Educational institutions across the world work in silos with very less centralization of data. Centralisation is only seen in a specific sector without any information sharing within sectors. No central authority in a vast country like India has access to all the students’ credentials for studying in different educational institutions. In this scenario, blockchain can be leveraged to create a repository of digital certificates. Such a repository can be used by various stakeholders including government agencies, enterprises, staffing firms, and educational institutions for authenticating the genuineness of certificates. It can streamline the credentialing process by providing a digital and decentralized platform for issuing and storing credentials. Such blockchain-based digital certificates can also help students access and share their credentials easily with employers, other institutions, and third-party verification services, eliminating cumbersome paperwork, which demands time and resources. Currently, the University Grants Commission (UGC) is planning to set up a National Academic Depository that will centralise all records of students under one platform.
Data privacy & IP protection:
While institutions can utilize blockchain technology to create a decentralized and immutable ledger of credentials and make the verification process easy, these credentials can be anchored on the blockchains securely, preventing the chances of tampering. It will establish trust among all the stakeholders. For instance, the U.S. Congress enacted the Family Rights and Privacy Act (FERPA) in 1974 to protect the privacy of students attending government schools. This act allows parents access to their children’s educational records and give them rights to request record amendments and control the disclosure of personally identifiable information. Similarly, the GDPR (General Data Protection Regulation) of Europe puts the onus of data privacy of students on educational institutions. The National Education Policy of India is also considering similar norms concerning data privacy.
Moreover, educational institutions store vast amounts of sensitive data including records, financial information, and research information. Blockchain technology protects the data from unauthorized access, duplication, manipulation, and sharing..
Fillip to edtechs & cost savings:
Edtechs has emerged as one of the important pillars of the education system globally. In India, this segment plays a critical role in upskilling human resources, increasing the reach of quality education in rural areas apart from enhancing the usage of technology. However, the rapid adoption of such technology platforms has also given rise to instances of fraud. Such frauds can be regulated with the help of blockchain technology. Moreover, blockchain can transform data recording, storage, and sharing process from paper to digital ones. Currently, many educational institutions face issues like verifying the authenticity of academic credentials such as degrees, diplomas, certificates, and examination mark sheets as it is time-consuming and vulnerable to errors owing to its paper-based approach. Leveraging blockchain, these processes can be automated, reducing dependence on manpower and paper-based processes.
Collaborate with technology partner:
Deploying blockchain by educational institutions, however, needs the necessary infrastructure, training of staff, and ensuring interoperability across systems. These challenges can be dealt with by hiring technology providers who maintain global standards. Players such as Dhiway Networks, a blockchain technology company based out of Bangalore, can make the process easy for educational institutions. The company offers digital solutions such as #MARKs against fake certification. In addition to verifiability, this tool gives the issuing authorities the capability to track and trace any educational certificate digitally, making remote validation a reality.

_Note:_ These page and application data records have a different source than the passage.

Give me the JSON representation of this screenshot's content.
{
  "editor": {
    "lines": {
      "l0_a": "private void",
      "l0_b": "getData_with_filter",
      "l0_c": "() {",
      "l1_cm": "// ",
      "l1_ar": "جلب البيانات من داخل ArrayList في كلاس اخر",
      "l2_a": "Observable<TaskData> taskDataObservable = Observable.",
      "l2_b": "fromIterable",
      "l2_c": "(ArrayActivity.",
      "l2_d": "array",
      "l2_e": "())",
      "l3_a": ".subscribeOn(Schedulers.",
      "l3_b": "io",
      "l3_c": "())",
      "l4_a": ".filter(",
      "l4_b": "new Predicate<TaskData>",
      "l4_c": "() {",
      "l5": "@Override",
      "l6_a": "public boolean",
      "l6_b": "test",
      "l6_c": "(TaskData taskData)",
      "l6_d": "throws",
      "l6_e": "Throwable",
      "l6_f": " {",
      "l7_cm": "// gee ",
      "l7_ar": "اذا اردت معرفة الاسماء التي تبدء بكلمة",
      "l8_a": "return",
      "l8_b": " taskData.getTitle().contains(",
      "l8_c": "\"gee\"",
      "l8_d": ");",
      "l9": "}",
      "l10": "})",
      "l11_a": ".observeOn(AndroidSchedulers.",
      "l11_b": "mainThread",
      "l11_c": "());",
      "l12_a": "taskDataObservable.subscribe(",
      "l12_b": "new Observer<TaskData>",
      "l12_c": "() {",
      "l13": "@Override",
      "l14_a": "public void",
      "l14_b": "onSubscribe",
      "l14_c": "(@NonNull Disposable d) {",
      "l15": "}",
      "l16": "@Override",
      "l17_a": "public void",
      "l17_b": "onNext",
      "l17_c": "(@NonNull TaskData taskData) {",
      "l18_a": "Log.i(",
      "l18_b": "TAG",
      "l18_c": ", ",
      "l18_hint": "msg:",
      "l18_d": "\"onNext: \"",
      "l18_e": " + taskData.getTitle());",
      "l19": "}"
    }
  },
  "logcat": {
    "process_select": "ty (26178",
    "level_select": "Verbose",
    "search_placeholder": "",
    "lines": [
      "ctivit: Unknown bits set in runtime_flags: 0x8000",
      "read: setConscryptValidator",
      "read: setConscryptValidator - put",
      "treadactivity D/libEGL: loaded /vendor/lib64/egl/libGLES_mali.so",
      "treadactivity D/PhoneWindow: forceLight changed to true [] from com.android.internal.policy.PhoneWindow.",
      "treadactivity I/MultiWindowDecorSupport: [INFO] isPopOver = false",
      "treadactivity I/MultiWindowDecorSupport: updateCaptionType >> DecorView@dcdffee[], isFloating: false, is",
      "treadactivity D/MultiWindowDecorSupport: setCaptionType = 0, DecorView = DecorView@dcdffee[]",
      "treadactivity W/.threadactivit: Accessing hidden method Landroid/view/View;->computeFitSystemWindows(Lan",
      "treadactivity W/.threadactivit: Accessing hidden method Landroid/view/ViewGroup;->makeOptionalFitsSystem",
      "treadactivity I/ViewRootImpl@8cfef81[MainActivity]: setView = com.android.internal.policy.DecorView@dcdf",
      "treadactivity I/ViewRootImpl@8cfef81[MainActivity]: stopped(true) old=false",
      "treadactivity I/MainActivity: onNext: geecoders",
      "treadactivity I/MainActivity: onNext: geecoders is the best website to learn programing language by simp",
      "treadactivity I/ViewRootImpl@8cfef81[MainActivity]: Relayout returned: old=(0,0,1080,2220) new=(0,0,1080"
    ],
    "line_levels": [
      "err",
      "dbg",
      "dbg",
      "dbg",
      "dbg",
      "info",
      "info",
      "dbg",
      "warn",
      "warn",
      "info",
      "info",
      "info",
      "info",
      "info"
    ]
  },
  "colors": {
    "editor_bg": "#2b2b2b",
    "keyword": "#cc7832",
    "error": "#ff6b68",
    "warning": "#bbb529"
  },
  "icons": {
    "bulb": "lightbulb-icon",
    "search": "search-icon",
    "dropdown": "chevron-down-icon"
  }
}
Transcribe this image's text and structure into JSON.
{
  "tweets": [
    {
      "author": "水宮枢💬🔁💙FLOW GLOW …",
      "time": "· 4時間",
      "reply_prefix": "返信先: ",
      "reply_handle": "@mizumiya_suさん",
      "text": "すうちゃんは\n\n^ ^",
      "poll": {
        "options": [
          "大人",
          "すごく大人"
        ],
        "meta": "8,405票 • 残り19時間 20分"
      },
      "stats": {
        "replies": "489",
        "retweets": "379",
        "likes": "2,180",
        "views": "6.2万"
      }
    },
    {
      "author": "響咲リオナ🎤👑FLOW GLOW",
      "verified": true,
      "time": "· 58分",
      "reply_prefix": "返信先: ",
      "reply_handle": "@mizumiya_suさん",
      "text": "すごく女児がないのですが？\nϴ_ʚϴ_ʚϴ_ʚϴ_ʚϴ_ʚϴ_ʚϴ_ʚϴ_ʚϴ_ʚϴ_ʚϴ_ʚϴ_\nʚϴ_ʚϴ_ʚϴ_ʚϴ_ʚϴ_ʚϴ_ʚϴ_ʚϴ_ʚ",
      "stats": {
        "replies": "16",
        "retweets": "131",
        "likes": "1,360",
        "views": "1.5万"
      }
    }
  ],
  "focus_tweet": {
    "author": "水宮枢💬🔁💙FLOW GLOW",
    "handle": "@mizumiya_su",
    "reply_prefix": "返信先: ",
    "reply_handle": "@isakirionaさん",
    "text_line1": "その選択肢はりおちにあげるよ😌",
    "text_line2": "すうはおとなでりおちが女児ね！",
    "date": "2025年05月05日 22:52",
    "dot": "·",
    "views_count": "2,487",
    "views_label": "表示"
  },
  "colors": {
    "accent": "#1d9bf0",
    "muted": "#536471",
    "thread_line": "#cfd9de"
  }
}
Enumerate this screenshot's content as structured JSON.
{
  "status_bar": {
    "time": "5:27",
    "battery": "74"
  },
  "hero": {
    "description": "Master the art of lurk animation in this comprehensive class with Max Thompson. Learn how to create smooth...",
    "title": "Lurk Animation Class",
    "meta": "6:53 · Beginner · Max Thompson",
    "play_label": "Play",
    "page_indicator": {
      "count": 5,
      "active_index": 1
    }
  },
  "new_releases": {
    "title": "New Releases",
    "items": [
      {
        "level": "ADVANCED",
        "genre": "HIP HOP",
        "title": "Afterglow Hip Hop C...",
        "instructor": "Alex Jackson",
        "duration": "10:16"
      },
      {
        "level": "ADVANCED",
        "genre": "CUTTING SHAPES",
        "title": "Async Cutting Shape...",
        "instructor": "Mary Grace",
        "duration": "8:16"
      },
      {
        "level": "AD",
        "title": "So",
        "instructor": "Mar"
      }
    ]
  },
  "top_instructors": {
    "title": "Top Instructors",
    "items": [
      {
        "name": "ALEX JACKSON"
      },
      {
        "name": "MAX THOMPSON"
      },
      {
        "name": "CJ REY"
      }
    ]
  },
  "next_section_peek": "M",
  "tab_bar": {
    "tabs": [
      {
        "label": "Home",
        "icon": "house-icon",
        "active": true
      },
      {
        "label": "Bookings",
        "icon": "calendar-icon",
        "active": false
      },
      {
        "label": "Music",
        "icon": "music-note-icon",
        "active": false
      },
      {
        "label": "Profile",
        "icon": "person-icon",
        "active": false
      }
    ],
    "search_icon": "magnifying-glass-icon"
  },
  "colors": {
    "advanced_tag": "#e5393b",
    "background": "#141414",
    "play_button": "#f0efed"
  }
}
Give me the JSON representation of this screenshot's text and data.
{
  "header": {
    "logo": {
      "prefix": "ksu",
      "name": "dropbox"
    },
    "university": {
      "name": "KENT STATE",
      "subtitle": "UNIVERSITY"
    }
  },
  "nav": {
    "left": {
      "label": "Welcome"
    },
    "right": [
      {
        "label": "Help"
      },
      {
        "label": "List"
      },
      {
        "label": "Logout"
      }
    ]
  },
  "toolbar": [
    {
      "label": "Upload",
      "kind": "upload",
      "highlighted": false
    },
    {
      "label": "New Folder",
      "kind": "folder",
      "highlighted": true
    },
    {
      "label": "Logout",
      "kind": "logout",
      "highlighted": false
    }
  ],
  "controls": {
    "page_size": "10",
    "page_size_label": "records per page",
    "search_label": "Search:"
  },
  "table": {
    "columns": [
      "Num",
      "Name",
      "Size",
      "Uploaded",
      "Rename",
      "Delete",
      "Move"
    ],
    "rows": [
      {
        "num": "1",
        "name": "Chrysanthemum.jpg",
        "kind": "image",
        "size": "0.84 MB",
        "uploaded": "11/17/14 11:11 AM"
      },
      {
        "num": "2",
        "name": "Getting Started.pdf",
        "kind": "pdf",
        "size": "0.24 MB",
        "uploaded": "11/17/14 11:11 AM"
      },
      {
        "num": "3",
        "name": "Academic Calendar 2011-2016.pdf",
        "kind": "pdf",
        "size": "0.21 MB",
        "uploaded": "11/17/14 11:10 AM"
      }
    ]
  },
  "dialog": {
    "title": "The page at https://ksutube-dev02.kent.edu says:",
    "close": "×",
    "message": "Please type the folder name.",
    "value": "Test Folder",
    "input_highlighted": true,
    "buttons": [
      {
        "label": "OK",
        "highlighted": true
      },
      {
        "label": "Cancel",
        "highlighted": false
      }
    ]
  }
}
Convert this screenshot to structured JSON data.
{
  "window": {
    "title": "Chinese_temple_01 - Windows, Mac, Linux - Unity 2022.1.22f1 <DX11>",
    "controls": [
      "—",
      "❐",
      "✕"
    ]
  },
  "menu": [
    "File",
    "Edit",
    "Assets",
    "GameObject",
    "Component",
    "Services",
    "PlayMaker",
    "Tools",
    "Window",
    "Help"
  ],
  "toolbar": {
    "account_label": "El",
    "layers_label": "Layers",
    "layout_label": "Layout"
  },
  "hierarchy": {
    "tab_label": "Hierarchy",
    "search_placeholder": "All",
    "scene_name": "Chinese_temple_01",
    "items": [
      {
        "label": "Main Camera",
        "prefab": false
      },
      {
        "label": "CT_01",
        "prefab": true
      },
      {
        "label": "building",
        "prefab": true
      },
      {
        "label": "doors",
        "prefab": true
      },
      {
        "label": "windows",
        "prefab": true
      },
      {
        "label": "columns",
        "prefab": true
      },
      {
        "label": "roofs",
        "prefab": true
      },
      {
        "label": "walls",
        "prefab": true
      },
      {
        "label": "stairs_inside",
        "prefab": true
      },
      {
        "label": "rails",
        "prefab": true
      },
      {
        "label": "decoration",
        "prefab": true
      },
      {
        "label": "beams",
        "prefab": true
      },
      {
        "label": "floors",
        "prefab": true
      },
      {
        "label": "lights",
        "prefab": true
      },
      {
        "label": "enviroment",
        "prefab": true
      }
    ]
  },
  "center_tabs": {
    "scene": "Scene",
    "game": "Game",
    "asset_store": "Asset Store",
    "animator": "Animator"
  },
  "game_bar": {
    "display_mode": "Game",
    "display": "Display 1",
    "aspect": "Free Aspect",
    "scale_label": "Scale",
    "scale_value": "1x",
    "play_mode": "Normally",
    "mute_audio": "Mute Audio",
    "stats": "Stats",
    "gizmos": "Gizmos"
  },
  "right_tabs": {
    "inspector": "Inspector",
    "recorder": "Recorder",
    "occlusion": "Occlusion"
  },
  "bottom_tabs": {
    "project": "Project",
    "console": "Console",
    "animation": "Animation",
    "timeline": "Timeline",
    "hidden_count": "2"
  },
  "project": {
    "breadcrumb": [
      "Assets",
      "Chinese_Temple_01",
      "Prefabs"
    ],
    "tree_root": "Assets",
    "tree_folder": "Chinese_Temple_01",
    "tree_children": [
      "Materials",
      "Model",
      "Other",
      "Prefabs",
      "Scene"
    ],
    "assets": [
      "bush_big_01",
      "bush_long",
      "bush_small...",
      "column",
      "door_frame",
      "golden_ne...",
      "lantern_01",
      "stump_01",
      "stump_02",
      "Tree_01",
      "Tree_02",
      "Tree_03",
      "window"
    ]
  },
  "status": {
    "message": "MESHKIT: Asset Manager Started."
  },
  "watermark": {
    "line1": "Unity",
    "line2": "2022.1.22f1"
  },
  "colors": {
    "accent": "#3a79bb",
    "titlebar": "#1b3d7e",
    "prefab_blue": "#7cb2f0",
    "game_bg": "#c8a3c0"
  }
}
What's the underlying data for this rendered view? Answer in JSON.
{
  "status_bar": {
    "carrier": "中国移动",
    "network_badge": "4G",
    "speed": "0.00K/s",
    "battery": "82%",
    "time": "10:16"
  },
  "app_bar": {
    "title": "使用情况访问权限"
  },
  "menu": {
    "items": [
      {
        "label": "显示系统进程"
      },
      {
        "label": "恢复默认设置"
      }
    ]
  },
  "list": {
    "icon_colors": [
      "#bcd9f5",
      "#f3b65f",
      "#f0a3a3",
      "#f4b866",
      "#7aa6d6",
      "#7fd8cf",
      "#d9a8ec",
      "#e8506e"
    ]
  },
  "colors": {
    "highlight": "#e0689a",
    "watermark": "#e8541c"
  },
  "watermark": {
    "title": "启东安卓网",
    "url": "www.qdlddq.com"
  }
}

Be it schools or universities, educational institutions, irrespective of their scale and size, can deal with challenges like verification of credentials, preventing fraud, and ensuring data privacy by using blockchain technology. Collaboration with the right technology partner can ease this process to a great extent.